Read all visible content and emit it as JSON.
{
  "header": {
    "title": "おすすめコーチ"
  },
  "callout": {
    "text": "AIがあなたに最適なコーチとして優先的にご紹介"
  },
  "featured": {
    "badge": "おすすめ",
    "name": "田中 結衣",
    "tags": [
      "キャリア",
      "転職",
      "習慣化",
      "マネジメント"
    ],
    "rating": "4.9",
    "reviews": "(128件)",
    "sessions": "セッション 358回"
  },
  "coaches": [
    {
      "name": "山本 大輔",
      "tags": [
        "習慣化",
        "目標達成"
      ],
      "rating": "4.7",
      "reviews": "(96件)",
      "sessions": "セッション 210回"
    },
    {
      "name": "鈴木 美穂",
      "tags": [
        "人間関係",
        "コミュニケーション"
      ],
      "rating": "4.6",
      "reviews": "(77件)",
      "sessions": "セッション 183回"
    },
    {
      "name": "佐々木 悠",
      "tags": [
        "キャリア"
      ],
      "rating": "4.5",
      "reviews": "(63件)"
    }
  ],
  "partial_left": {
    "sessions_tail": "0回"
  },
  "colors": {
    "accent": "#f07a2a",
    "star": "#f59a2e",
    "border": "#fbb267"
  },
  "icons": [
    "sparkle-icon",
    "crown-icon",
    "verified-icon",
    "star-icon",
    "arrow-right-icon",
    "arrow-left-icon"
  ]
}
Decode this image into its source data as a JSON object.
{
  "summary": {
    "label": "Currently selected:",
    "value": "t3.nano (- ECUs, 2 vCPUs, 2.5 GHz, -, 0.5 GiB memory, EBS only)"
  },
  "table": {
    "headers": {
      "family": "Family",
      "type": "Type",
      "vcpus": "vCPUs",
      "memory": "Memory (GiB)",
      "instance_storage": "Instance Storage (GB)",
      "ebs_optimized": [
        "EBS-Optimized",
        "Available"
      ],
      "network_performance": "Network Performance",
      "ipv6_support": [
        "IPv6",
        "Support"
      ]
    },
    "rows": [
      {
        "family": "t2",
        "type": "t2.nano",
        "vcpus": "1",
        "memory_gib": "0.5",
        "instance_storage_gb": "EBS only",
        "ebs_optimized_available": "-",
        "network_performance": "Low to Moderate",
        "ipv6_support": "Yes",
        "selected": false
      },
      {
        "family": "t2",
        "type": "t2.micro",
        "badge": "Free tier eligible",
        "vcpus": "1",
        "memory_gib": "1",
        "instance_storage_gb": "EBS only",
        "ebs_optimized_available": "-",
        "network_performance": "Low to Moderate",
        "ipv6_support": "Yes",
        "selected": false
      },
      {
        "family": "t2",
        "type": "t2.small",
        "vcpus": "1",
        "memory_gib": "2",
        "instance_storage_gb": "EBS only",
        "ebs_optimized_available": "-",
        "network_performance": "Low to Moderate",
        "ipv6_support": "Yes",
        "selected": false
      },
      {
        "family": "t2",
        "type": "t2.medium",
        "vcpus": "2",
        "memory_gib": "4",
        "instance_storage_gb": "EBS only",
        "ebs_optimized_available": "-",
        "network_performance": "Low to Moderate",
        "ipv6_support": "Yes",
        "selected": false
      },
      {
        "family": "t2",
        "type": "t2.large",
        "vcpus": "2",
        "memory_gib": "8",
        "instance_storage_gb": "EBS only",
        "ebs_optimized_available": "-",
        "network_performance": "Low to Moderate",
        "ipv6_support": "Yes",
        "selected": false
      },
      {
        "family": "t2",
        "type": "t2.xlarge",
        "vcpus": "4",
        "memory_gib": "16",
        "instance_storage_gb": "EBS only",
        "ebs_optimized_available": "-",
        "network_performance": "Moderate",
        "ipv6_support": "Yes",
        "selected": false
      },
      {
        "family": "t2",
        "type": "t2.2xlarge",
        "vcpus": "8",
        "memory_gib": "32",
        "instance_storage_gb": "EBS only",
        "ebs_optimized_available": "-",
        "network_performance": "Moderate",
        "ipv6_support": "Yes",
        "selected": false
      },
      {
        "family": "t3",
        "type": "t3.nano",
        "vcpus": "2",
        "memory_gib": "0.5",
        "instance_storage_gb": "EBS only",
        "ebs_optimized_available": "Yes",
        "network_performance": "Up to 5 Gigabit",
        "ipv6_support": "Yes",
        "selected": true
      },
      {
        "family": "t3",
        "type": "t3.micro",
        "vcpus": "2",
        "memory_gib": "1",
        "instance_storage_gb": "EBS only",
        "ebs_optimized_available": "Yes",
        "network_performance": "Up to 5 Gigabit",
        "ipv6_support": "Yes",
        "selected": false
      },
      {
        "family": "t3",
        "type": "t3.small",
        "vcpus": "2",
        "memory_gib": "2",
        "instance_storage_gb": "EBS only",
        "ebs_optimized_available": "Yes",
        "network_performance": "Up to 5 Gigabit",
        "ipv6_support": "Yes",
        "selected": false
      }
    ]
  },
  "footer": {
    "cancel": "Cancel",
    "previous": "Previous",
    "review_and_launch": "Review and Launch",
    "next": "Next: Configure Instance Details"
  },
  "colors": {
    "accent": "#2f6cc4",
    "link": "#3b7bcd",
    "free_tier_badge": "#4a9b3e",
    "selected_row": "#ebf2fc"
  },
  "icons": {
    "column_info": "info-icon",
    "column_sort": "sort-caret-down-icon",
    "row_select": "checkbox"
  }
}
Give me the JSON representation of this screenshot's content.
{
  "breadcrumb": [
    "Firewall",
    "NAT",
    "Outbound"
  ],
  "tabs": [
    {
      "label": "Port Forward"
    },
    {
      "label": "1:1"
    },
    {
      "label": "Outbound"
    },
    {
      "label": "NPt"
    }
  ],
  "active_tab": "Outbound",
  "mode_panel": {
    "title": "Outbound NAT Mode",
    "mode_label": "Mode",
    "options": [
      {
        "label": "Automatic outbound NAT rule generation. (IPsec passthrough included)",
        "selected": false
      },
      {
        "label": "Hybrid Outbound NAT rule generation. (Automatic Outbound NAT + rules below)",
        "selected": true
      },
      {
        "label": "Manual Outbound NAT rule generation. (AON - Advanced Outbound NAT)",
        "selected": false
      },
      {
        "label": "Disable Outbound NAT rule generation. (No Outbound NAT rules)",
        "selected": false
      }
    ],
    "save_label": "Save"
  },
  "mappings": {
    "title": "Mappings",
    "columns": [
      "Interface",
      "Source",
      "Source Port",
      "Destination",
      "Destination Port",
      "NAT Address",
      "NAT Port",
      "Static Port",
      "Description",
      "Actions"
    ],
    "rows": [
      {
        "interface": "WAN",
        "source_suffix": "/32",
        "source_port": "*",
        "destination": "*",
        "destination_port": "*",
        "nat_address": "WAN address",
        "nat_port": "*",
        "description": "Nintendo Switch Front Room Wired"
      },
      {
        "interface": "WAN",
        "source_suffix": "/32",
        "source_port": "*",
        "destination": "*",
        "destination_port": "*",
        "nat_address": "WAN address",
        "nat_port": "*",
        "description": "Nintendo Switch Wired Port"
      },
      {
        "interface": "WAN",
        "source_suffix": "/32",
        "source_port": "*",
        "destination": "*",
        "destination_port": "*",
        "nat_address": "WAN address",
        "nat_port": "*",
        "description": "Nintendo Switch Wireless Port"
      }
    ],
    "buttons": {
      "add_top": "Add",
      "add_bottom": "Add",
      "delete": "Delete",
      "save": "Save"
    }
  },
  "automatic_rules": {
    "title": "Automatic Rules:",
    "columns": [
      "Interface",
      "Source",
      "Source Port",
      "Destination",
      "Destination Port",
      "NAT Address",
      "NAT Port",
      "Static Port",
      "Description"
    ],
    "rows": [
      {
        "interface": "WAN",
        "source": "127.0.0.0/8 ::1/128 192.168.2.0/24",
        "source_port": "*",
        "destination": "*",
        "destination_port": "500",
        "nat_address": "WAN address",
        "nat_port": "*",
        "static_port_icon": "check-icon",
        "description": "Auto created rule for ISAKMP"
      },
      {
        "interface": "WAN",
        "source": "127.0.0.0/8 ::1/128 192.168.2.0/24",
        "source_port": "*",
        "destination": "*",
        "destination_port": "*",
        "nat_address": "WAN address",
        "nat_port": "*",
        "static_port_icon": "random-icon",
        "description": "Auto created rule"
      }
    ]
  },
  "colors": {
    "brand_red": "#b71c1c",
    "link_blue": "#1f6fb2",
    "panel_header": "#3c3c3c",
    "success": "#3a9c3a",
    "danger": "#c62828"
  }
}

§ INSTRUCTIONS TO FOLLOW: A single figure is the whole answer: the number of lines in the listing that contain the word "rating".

§ EXPECTED ANSWER: 4